That phrase took me back to the end of the first chapter in this epistle with Paul praying that “the eyes of your understanding being enlightened; that you may know what is the hope of His calling, what are the riches of the glory of His inheritance in the saints, and what is the exceeding greatness of His power toward us who believe, according to the working of His mighty power which He worked in Christ when He raised Him from the dead and seated Him at His right hand in the heavenly places, far above all principality and power and might and dominion, and every name that is named, not only in this age but also in that which is to come. And He put all things under His feet, and gave Him to be head over all things to the church, which is His body, the fullness of Him who fills all in all.” (Eph 1:18-23)
The life you and I live on this earth doesn’t have to only be about our reward in heaven, which is great. No, instead we must think as Paul did as he possibly faced a death sentence: “For to me, to live is Christ, and to die is gain. But if I live on in the flesh, this will mean fruit from my labor; yet what I shall choose I cannot tell. For I am hard-pressed between the two, having a desire to depart and be with Christ, which is far better. Nevertheless to remain in the flesh is more needful for you.” (Phil 1:21-24) Paul wanted desperately to be with Christ, but even more he wanted what the Lord wanted, even though he didn’t know what that was.
Paul completely trusted the Lord, and yielded his life to what the Lord wanted him to do and when he wanted him to do it. “I have been crucified with Christ; it is no longer I who live, but Christ lives in me; and the life which I now live in the flesh I live by faith in the Son of God, who loved me and gave Himself for me.” (Gal 2:20) Not only did he trust, he persevered and continued to walk in the steps “which God prepared beforehand that we should walk in them” (Eph 2:10), while “press[ing] toward the goal for the prize of the upward call of God in Christ Jesus” (Phil 3:14).

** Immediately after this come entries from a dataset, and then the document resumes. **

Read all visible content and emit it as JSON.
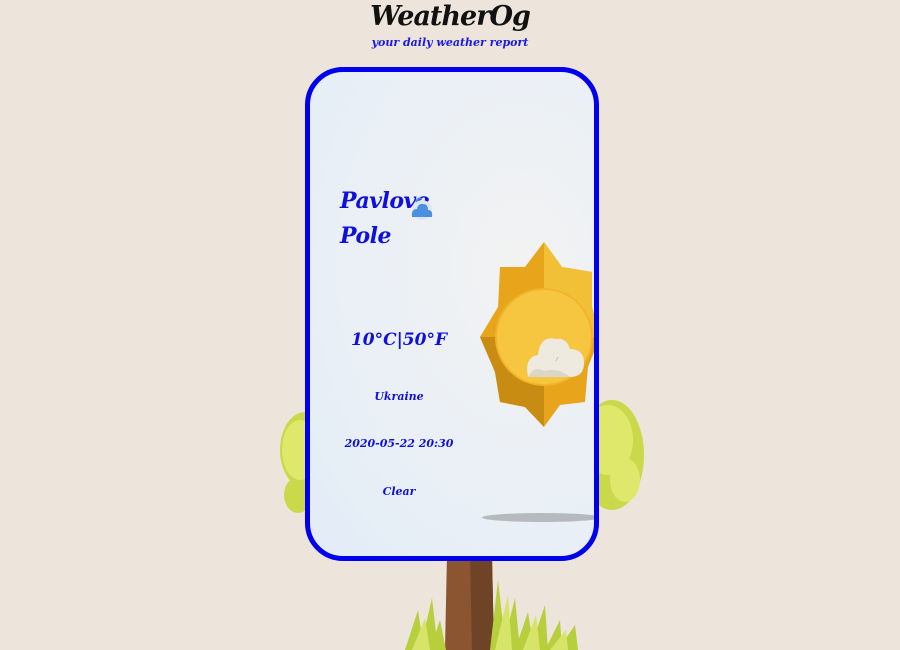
{
  "app": {
    "title": "WeatherOg",
    "subtitle": "your daily weather report"
  },
  "weather": {
    "city": "Pavlove Pole",
    "temperature": "10°C|50°F",
    "country": "Ukraine",
    "datetime": "2020-05-22 20:30",
    "description": "Clear",
    "small_icon": "cloud-icon",
    "big_icon": "sun-cloud-icon"
  },
  "colors": {
    "background": "#ede4db",
    "card_border": "#0000ee",
    "text_accent": "#1010dd",
    "sun": "#f6c13a"
  }
}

As we discussed the other day, we are not given grace and gifts for our benefit alone; we are to use these gifts in service to the Body of Christ, as we are “ONE body and ONE Spirit, just as you were called in ONE hope of your calling; ONE Lord, ONE faith, ONE baptism; ONE God and Father of all, who is above all, and through all, and in you all.” (Eph 4:4-6) That means that I must die to my wants, and defer to what the Lord wants. As John the Baptist said, “He must become greater and greater, and I must become less and less.” (John 3:30) Lord, fill me with You, and empty me of my prideful wants.